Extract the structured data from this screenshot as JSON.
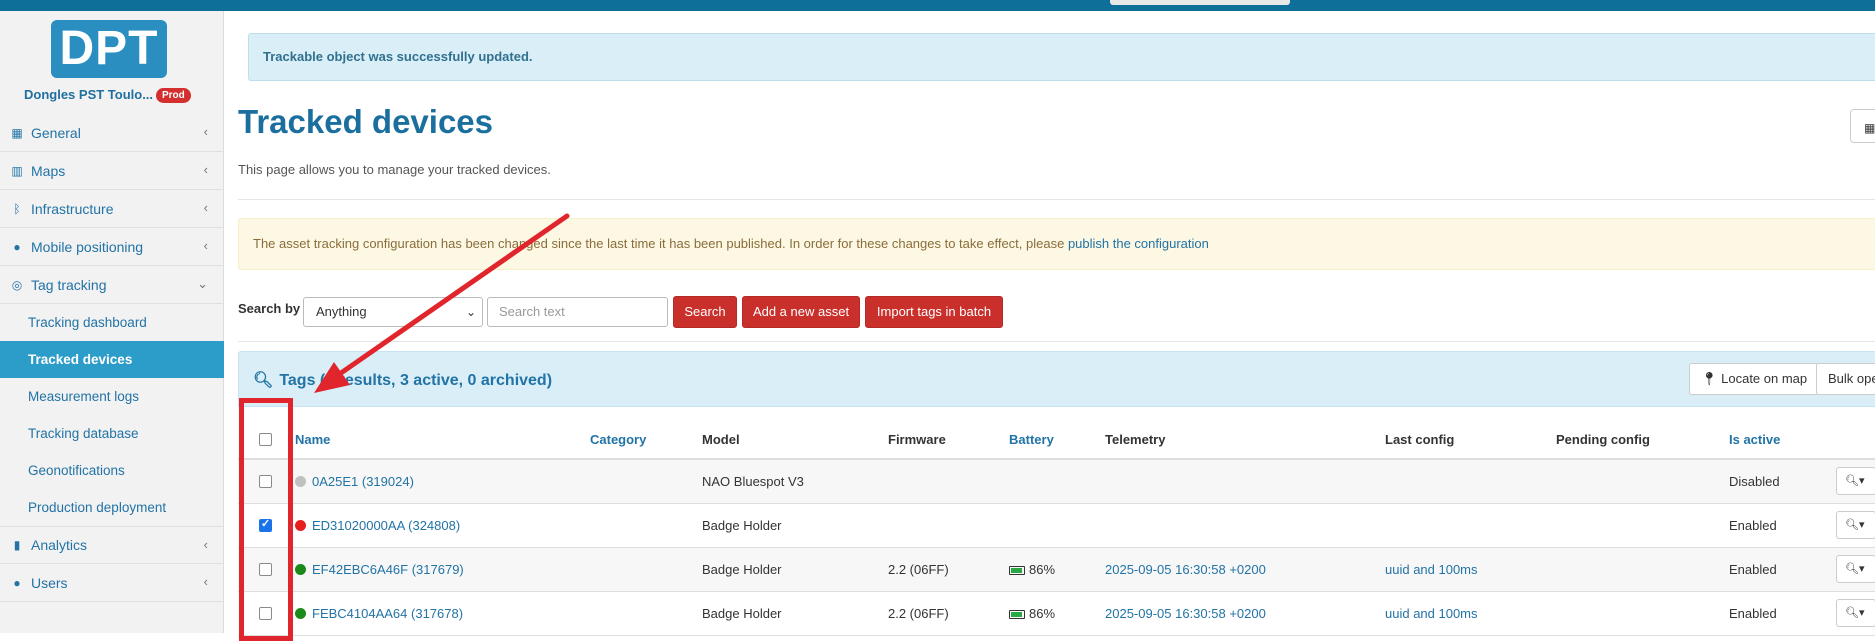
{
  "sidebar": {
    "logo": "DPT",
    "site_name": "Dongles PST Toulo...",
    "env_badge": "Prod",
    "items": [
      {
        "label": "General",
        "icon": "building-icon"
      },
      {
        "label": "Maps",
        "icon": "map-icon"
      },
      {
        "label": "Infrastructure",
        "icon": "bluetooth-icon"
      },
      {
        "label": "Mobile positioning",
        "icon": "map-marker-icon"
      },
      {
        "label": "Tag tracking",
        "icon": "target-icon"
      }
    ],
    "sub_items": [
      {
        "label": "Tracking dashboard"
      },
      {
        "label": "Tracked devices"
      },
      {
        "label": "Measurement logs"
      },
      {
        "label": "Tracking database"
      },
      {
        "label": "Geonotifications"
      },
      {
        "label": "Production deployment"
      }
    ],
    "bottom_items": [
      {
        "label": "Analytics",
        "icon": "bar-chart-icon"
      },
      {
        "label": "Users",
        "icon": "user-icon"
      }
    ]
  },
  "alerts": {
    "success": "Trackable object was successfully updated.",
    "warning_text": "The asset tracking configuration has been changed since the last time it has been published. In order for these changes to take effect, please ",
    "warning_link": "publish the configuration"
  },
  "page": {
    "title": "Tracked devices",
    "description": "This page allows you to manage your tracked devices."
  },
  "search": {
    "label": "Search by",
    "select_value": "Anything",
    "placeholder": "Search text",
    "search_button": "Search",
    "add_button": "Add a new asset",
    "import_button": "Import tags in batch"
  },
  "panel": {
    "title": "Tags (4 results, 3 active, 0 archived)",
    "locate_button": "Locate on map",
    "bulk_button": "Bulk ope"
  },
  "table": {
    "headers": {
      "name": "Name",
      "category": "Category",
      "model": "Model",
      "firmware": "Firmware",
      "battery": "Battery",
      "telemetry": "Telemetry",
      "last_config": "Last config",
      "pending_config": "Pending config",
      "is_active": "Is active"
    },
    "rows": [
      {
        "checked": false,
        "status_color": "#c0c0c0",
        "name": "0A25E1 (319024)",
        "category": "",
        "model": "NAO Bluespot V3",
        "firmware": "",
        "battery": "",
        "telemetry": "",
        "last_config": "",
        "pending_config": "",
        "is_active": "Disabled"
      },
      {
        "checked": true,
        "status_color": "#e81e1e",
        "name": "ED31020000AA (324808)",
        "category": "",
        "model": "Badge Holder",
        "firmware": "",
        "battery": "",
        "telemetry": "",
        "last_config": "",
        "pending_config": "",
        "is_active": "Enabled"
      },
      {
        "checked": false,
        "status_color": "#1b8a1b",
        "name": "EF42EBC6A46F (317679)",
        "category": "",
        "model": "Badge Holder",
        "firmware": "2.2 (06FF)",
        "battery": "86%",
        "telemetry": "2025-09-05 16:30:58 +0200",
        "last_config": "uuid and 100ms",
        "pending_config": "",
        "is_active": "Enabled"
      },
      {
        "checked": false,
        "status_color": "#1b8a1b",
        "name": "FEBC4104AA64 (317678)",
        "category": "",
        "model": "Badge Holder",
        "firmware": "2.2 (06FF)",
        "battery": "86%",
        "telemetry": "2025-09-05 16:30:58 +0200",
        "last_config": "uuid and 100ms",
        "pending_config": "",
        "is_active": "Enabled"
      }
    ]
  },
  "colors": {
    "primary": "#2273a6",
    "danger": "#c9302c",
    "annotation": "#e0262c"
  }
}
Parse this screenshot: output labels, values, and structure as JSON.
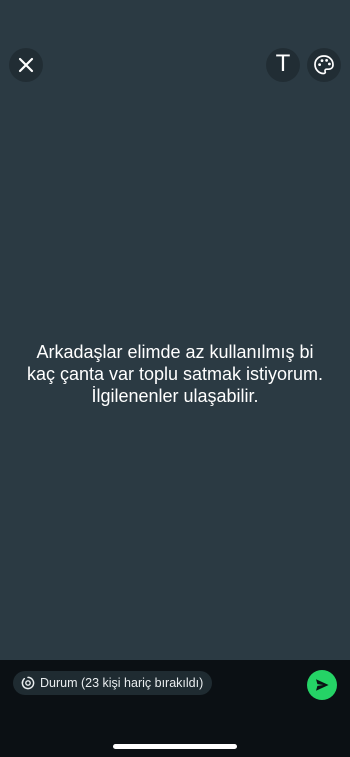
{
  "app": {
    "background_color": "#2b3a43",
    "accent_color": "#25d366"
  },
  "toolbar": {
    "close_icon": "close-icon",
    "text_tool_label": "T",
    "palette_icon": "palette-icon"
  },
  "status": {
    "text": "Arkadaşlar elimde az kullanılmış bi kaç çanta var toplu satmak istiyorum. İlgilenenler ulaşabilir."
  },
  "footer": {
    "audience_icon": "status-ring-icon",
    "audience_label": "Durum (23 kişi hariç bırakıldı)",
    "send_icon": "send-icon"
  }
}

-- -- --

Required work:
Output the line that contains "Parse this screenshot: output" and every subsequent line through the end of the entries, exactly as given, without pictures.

Exercise result:
Parse this screenshot: output labels, values, and structure as JSON.
{
  "app": {
    "background_color": "#2b3a43",
    "accent_color": "#25d366"
  },
  "toolbar": {
    "close_icon": "close-icon",
    "text_tool_label": "T",
    "palette_icon": "palette-icon"
  },
  "status": {
    "text": "Arkadaşlar elimde az kullanılmış bi kaç çanta var toplu satmak istiyorum. İlgilenenler ulaşabilir."
  },
  "footer": {
    "audience_icon": "status-ring-icon",
    "audience_label": "Durum (23 kişi hariç bırakıldı)",
    "send_icon": "send-icon"
  }
}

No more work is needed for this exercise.